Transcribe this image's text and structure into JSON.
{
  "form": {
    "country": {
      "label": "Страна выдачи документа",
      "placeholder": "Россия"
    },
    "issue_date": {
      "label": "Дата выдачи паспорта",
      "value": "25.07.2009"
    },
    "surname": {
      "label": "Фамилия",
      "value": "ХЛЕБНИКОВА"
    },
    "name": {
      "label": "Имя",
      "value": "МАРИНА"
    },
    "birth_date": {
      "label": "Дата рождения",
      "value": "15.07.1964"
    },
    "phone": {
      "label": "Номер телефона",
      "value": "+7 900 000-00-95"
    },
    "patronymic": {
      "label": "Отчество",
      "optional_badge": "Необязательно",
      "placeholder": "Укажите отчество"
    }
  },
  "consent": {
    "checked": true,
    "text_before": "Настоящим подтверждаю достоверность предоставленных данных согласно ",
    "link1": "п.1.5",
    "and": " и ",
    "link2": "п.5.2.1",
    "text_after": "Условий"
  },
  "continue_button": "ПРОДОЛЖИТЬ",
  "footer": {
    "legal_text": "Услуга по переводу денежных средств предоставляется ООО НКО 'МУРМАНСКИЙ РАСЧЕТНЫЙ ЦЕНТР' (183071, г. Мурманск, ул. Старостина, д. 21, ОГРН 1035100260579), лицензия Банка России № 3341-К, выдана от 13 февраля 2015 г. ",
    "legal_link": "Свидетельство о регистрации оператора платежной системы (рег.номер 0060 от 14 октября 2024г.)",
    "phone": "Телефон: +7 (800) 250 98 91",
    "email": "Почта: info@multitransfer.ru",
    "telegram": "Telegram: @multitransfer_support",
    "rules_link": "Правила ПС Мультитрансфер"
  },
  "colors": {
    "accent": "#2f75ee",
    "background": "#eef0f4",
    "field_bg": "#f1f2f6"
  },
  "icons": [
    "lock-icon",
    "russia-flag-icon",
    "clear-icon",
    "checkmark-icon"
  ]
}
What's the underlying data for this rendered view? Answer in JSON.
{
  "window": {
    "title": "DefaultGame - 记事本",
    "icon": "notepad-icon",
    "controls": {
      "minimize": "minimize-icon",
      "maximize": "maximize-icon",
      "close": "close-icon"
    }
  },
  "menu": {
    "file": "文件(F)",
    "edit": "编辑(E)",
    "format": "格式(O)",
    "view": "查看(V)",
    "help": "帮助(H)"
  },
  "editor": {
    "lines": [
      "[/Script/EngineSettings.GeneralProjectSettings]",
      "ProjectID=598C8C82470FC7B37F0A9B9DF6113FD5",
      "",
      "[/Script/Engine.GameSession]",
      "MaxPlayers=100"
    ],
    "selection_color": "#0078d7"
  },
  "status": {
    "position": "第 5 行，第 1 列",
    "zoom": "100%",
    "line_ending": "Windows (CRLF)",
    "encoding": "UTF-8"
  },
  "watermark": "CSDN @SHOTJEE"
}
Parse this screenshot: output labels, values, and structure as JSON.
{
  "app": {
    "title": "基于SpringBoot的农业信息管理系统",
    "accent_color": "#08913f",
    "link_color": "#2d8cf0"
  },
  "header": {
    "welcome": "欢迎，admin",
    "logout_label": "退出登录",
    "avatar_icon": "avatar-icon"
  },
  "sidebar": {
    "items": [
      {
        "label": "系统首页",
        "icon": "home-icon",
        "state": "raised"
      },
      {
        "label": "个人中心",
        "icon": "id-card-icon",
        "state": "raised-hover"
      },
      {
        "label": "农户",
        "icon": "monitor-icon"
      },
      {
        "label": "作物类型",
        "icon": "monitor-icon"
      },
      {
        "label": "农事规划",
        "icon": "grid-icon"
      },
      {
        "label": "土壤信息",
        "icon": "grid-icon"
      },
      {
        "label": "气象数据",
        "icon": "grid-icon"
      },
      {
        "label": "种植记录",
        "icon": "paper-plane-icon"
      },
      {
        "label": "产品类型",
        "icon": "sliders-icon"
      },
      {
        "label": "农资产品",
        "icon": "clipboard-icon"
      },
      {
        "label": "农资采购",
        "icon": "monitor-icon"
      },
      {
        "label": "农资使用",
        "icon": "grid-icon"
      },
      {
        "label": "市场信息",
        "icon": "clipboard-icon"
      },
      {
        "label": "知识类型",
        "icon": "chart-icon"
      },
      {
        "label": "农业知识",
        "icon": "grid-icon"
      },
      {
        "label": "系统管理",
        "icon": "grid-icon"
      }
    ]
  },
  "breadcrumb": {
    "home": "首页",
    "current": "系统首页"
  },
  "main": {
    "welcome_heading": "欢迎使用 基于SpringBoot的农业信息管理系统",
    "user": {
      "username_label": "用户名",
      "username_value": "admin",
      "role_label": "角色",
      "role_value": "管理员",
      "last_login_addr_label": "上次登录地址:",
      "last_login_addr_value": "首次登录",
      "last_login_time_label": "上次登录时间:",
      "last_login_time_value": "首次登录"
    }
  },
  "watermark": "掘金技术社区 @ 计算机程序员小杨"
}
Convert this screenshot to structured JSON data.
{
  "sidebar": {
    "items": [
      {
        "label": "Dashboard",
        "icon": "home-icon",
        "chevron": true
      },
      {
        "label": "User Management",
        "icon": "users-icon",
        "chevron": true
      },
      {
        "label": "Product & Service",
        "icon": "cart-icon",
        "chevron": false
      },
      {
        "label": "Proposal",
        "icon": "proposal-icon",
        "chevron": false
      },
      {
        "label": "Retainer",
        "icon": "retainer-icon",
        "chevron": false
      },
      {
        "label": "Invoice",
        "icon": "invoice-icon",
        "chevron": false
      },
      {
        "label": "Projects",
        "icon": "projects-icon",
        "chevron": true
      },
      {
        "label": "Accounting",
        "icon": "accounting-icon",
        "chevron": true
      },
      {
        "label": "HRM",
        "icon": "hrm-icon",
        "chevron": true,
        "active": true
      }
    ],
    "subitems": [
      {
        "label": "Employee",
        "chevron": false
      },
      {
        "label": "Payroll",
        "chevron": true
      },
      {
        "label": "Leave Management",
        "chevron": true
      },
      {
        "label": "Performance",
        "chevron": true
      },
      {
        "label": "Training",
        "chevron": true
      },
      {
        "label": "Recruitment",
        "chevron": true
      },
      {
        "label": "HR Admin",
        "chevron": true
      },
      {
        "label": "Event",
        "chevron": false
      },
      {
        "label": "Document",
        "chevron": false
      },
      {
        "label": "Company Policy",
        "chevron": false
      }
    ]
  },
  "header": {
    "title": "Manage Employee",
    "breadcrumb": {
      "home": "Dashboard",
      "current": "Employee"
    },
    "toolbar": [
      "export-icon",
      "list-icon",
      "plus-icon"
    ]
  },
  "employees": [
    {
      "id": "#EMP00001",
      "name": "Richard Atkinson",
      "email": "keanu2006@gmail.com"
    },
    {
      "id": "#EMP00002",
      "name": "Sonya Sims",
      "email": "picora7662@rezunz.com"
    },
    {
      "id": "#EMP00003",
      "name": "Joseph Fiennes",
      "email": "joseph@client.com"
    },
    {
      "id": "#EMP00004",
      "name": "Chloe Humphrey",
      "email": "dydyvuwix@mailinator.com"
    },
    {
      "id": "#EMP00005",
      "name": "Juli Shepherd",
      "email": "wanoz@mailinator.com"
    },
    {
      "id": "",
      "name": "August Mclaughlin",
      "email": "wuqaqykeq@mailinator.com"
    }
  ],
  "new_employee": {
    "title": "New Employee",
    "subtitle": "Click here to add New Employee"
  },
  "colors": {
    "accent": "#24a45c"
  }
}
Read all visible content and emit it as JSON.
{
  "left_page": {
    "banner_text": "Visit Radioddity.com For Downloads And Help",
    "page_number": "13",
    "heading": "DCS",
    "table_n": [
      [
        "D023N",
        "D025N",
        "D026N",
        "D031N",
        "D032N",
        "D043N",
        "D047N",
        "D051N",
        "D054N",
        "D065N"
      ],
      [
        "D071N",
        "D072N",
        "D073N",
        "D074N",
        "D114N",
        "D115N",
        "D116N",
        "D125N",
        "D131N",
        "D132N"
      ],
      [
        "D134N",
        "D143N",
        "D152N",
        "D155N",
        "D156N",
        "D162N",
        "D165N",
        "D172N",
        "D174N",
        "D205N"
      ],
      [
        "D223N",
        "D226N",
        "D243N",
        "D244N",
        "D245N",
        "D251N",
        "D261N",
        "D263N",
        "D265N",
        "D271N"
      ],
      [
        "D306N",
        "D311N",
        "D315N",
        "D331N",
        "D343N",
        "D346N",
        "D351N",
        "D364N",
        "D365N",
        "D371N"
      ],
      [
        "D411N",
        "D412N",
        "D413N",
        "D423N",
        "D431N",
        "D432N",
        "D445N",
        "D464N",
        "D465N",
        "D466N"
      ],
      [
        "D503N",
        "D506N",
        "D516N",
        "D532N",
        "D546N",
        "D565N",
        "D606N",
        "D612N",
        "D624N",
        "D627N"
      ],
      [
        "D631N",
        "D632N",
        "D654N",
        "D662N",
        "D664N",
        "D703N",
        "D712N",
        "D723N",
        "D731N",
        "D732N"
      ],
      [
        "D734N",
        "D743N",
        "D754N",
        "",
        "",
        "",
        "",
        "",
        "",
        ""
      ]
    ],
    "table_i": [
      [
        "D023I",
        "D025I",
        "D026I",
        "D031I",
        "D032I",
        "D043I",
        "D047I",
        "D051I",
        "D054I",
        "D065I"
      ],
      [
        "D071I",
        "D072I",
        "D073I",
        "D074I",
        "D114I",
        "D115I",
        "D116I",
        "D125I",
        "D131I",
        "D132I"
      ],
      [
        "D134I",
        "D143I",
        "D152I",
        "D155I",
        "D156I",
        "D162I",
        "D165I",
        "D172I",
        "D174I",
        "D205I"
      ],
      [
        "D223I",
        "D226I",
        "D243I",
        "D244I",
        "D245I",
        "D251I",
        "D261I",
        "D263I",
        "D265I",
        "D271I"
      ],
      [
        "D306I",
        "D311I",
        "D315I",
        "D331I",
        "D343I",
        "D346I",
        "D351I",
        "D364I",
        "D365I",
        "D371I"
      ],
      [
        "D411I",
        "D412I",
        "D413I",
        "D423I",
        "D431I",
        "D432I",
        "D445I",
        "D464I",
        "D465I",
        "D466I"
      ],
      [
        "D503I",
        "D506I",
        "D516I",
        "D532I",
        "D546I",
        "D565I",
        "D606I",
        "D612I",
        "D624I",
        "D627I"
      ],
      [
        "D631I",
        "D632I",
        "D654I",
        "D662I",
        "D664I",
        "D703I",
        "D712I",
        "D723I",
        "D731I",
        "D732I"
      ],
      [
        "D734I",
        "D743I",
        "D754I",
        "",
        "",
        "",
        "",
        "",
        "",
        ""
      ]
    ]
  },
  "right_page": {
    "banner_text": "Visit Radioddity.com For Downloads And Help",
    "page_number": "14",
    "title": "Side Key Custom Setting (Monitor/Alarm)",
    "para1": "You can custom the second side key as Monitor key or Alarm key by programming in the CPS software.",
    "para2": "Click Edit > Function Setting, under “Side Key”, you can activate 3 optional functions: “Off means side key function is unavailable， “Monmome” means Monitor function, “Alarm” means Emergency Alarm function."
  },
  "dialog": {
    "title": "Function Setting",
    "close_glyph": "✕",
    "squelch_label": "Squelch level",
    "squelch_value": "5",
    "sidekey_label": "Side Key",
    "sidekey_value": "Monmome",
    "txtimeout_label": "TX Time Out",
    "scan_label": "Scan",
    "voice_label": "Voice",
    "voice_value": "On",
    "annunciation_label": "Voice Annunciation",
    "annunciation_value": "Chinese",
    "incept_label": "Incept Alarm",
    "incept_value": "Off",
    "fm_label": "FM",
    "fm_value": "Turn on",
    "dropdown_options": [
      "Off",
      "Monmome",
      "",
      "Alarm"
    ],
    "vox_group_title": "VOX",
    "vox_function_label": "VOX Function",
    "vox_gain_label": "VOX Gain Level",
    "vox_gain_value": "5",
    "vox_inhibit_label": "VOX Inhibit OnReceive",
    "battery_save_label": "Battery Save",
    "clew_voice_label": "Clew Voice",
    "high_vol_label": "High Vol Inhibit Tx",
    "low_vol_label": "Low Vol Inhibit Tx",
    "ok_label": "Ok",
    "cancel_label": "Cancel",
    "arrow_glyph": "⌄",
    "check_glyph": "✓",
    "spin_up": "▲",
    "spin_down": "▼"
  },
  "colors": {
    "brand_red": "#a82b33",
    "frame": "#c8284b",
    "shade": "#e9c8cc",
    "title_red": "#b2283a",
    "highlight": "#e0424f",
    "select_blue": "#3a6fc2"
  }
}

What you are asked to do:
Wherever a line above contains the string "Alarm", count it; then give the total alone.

Solution below:
5